Optimality considerations predicted two regimes of ITD representation based on head size and an animal's physiological frequency range (Harper and McAlpine, 2004). Above a critical frequency (3 kHz in the owl), a sparse representation in a sensory map was proposed. This map of auditory space is well established in the ICX and optic tectum of the barn owl (Knudsen and Konishi, 1978a,b; Knudsen, 1982). Below the critical frequency, the representation should change into a population code, in which the relative activity in two populations represents ITD. This prediction did not hold for the owl's midbrain ICC, where many ITD channels are represented at both low and high frequencies (Wagner et al., 2007). However, it was consistent with our observations in AAR, where low-frequency channels contribute large ITDs. On the other hand, high-frequency channels in AAR were restricted to small ITDs, which is at variance with the predicted optimal sparse code. Harper and McAlpine (2004) quantified optimality based on the Fisher information extracted from ITD tuning curves in a population of model neurons. Yet, throughout the evolution of neural codes, optimality is likely based on the decodability of sensory representations by downstream motor areas and subsequently on the performance in relevant behavioral tasks (see Wagner et al., 2007). Thus, if the behaviors controlled by midbrain and forebrain pathways differ, the restraints on optimal coding differ, too. In fact, optimal tuning functions may reflect the variability of the motor output they support, according to a theoretical study (Salinas, 2006). While the midbrain pathway uses high-frequency auditory cues to govern head saccades (Knudsen et al., 1993; Wagner, 1993), the forebrain pathway has been implicated in low-frequency sound localization (Cohen and Knudsen, 1996; Pérez and Peña, 2006; Vonderschen and Wagner, 2009; Singheiser et al., 2010a), memory-based orienting (Knudsen and Knudsen, 1996), novelty detection (Reches and Gutfreund, 2008), and top-down control (Winkowski and Knudsen, 2006). These functional differences supposedly affect the optimality criteria for the sensory representations leading to a frequency-dependent representation of ITD in the forebrain pathway and a frequency-independent representation of ITD in the midbrain pathway.

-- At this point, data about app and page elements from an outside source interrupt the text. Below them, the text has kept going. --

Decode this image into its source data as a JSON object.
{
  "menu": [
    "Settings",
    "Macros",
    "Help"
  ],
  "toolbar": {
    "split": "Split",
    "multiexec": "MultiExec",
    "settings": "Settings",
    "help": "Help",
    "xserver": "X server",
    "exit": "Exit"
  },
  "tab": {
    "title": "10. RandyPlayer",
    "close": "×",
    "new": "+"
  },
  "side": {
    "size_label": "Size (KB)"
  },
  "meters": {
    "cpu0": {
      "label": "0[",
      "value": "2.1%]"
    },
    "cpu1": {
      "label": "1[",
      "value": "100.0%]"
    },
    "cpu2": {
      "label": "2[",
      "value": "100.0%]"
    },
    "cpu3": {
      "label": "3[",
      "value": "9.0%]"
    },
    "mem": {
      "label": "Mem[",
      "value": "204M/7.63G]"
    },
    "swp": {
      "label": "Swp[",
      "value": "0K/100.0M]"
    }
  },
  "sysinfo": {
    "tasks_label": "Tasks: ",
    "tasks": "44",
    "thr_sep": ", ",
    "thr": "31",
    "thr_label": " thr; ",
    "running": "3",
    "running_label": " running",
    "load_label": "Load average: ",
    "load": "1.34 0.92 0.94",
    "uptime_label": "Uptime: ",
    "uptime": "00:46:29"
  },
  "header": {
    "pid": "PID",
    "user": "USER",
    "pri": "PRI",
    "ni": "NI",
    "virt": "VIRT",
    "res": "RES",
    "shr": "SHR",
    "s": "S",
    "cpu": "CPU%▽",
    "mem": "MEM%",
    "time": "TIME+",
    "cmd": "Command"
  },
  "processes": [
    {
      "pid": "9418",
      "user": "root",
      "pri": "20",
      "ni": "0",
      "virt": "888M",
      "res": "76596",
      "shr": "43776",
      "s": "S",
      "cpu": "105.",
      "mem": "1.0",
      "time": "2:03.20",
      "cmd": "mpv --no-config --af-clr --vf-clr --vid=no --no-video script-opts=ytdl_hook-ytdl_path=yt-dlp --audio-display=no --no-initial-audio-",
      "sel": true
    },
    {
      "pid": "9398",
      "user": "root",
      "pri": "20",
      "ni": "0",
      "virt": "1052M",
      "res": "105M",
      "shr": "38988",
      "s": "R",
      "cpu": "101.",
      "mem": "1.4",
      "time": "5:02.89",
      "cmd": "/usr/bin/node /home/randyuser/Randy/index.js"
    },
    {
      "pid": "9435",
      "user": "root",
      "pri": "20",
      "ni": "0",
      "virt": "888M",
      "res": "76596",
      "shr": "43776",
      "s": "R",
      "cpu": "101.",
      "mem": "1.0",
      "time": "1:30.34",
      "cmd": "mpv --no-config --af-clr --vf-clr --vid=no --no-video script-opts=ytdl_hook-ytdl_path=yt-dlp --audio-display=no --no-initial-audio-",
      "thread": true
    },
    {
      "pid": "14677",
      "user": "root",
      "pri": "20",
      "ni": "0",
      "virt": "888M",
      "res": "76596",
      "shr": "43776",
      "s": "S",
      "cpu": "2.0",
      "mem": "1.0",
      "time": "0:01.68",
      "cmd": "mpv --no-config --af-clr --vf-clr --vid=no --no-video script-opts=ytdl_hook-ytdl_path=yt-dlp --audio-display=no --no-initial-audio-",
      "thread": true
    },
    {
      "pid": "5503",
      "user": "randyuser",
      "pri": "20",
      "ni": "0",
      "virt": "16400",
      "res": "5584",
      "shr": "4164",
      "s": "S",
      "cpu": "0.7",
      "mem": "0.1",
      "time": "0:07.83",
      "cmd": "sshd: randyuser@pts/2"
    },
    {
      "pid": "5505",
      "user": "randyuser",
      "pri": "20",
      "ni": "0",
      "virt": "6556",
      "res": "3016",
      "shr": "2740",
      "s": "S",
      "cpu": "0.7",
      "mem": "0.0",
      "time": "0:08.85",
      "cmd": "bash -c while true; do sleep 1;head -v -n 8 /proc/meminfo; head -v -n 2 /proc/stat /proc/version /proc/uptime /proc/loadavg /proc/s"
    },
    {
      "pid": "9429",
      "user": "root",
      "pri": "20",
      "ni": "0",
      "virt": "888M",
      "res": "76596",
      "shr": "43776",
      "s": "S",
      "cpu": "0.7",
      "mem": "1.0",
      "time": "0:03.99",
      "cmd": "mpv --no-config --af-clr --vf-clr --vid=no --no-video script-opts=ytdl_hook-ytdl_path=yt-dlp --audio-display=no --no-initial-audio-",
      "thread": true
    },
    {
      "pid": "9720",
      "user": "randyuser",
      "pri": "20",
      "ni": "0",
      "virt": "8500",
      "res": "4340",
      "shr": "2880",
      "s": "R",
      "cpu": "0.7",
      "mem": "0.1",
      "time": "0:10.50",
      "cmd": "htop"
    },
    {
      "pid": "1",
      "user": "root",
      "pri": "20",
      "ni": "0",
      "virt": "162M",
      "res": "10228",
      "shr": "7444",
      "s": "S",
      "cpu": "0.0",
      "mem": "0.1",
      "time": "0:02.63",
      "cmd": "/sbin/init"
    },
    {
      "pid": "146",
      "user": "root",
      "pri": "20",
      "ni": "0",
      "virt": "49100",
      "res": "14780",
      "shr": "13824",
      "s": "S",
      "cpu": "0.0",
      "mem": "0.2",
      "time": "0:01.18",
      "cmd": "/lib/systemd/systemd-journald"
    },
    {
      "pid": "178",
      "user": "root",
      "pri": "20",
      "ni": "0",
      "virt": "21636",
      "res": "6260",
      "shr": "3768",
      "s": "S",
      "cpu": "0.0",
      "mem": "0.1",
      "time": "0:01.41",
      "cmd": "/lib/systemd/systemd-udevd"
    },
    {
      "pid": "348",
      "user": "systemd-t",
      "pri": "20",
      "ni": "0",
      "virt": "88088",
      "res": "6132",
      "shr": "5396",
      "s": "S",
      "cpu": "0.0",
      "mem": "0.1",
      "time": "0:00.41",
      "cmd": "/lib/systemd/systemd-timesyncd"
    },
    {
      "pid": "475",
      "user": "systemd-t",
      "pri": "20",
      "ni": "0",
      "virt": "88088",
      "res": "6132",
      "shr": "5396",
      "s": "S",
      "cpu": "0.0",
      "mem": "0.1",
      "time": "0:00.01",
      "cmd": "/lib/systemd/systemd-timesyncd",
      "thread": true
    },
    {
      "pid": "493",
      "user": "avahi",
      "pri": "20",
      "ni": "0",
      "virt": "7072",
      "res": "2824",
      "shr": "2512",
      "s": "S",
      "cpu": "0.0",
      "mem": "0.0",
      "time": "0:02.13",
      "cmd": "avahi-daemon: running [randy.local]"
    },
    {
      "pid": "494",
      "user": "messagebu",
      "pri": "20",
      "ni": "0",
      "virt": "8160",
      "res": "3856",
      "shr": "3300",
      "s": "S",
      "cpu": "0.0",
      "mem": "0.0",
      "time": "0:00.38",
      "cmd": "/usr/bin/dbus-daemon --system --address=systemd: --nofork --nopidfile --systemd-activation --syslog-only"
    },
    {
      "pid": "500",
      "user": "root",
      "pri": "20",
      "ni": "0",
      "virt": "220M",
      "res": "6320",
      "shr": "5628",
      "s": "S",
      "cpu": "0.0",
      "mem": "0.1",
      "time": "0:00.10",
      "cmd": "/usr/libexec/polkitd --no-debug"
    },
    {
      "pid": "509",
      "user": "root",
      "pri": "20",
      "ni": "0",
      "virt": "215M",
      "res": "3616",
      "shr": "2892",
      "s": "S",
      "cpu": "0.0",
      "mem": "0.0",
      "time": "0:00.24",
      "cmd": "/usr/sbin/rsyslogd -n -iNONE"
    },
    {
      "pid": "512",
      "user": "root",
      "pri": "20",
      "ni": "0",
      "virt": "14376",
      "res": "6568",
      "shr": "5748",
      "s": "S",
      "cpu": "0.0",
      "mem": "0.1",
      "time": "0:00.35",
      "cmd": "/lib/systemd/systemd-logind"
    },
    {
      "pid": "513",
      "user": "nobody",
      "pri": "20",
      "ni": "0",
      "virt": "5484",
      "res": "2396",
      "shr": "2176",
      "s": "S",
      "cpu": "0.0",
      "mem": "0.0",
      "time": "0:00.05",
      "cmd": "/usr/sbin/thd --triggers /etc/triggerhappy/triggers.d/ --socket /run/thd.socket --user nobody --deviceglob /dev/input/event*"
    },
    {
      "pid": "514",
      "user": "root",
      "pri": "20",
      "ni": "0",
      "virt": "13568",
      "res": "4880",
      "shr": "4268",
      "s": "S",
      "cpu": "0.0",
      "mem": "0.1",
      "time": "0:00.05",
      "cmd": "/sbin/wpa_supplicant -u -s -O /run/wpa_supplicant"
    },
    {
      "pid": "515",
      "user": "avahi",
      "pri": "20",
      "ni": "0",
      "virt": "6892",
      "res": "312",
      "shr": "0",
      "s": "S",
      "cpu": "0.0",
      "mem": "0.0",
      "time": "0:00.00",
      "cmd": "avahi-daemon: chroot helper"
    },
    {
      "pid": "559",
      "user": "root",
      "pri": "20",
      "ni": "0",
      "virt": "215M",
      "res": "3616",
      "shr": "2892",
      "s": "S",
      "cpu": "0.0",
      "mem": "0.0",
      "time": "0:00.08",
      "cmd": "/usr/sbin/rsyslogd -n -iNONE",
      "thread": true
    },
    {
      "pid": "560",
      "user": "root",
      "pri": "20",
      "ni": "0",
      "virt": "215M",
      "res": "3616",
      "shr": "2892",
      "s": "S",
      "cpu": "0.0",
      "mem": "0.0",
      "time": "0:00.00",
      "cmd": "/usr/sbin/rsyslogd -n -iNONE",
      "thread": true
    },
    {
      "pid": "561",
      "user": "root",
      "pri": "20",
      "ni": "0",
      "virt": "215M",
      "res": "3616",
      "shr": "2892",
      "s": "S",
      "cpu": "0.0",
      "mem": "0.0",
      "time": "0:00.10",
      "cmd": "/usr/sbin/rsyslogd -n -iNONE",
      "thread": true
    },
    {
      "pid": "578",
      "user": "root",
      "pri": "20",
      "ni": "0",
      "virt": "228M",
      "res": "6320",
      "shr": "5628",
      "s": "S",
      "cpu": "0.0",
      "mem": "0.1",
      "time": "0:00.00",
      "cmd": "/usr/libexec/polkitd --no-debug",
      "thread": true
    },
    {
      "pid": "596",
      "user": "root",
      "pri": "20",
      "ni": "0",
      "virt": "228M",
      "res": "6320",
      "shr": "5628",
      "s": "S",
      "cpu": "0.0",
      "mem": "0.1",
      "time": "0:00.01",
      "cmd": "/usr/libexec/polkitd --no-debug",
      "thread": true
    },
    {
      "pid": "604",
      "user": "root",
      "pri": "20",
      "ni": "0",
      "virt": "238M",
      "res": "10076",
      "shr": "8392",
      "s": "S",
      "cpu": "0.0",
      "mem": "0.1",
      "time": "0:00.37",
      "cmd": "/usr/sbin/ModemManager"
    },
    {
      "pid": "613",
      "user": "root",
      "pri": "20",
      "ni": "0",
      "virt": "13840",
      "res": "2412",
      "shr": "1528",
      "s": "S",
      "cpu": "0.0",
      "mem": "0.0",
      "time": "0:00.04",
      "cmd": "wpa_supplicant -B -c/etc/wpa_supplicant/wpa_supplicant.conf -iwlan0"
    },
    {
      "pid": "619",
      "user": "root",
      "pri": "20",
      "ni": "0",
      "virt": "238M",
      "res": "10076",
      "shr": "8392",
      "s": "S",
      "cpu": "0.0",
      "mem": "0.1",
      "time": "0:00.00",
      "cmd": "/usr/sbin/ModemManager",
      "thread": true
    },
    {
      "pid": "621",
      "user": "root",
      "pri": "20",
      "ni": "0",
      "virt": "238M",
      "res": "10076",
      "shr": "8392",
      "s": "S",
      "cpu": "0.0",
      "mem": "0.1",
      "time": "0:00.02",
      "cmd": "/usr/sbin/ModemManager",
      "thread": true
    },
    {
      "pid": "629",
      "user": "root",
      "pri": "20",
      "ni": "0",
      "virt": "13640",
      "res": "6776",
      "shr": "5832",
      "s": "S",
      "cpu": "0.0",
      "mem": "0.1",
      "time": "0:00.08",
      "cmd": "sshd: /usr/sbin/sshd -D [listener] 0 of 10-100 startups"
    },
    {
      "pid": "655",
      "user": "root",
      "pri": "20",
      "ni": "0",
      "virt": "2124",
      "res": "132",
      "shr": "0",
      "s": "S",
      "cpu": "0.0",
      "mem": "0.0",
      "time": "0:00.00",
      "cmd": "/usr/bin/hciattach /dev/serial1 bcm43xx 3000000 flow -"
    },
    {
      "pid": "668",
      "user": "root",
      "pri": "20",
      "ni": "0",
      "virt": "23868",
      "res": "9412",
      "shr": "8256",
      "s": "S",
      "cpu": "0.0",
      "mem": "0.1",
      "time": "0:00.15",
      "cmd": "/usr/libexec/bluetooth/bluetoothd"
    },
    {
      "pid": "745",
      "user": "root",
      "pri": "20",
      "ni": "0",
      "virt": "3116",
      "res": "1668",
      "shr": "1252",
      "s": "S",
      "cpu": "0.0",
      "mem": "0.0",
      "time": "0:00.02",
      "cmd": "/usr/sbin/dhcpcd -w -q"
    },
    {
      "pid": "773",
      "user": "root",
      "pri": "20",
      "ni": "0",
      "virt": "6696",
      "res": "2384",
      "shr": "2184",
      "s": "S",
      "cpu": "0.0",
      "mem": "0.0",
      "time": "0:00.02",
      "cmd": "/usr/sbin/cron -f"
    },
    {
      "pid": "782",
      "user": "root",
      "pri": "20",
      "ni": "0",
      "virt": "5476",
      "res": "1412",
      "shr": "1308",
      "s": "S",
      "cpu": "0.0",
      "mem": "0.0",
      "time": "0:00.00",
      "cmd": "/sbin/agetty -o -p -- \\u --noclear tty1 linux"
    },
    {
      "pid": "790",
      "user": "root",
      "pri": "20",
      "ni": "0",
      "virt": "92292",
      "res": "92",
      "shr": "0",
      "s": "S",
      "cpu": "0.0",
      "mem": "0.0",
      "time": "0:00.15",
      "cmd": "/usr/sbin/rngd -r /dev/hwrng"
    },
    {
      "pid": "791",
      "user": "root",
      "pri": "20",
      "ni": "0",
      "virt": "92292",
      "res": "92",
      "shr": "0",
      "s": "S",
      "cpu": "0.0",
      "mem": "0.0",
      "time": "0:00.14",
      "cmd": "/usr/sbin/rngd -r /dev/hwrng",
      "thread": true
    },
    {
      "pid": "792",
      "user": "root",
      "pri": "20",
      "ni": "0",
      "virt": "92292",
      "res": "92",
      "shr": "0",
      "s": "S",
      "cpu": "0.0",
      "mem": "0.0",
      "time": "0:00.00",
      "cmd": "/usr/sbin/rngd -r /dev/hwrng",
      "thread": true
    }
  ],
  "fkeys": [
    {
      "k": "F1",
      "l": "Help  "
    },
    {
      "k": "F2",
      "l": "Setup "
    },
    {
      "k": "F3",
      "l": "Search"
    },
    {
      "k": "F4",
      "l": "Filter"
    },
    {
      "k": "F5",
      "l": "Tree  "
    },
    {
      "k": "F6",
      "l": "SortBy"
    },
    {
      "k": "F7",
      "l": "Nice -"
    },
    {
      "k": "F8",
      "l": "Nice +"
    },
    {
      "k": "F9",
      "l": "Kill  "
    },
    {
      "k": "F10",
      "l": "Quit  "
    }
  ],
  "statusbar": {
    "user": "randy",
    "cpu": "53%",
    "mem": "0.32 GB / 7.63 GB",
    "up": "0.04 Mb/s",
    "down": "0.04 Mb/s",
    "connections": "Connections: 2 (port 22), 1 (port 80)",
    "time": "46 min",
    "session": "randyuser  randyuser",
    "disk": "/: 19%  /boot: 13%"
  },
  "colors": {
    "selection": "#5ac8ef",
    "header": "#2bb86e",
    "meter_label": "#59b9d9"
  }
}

Meanwhile, the actual impact of a change in ITD tuning functions on the neural code remains unclear. Some neurons in the owl's thalamus bear similarity to AAR in that they represent ITDs in the low-frequency and high-frequency ranges. Notably, these neurons did not display strong changes in their auditory spatial receptive fields compared with those in the midbrain ICX (Pérez et al., 2009). While we cannot exclude the possibility that the transformation to frequency-dependent ITD tuning observed in AAR is functionally irrelevant, our data offer a strong incentive to test functional decoding of ITDs in behavioral experiments.

A substantial rearrangement of ITD information in the forebrain pathway may also be present in other species: a study in humans reported a switch in the lateralization percept that was unpredicted based on the population activity in the inferior colliculus (Thompson et al., 2006). These results suggest the possibility of ITD representation reorganization in the mammalian auditory pathway as well.

## Footnotes

This study was supported by the Deutsche Forschungsgemeinschaft. We thank Dr. Laurent Calmes for helpful comments throughout all phases of the work, as well as Dr. Christian Leibold and two anonymous reviewers for constructive criticism on the manuscript.

- Correspondence should be addressed to Katrin Vonderschen, Institut für Biologie II, RWTH Aachen, Kopernikusstraße 16, D-52056, Germany. katrin{at}bio2.rwth-aachen.de